WHAT NEEDS TO BE DONE: Scan the entries below for the word "fingers". Copy out every line in which it occurs.
[RECORDS SUPPLIED Boundary: Start]
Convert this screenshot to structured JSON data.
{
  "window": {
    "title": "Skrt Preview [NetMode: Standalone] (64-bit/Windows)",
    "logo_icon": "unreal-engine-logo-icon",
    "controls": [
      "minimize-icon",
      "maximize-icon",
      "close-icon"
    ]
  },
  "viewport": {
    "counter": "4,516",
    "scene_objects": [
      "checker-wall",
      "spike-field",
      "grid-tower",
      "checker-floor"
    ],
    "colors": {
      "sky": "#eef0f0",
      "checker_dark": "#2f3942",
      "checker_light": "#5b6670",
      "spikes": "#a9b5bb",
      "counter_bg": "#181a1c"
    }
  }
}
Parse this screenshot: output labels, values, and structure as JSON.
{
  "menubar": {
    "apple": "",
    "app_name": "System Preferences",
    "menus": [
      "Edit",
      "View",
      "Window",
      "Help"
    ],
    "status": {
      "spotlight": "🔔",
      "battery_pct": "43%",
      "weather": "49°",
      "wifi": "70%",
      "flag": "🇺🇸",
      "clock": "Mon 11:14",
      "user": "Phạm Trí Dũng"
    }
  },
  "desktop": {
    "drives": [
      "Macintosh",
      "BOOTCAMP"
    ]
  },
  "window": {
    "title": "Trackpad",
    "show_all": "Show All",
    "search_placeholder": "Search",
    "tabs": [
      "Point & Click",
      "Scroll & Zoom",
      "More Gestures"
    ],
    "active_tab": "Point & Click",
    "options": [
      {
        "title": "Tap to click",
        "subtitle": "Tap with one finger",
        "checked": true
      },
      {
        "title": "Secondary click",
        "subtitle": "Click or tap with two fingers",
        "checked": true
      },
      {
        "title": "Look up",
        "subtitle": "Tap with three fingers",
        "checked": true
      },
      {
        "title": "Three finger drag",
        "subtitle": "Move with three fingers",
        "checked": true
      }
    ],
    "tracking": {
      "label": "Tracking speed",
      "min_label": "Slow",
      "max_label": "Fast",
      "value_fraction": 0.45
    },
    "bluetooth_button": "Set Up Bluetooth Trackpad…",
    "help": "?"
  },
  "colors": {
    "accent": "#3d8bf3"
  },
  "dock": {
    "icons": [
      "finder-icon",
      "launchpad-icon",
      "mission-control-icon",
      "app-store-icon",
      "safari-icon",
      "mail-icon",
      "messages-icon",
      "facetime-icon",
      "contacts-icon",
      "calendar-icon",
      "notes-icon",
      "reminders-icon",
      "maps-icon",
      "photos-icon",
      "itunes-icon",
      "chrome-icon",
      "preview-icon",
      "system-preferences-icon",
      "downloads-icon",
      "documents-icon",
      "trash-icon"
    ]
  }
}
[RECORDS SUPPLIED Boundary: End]
EXERCISE RESPONSE:
        "subtitle": "Click or tap with two fingers",
        "subtitle": "Tap with three fingers",
        "subtitle": "Move with three fingers",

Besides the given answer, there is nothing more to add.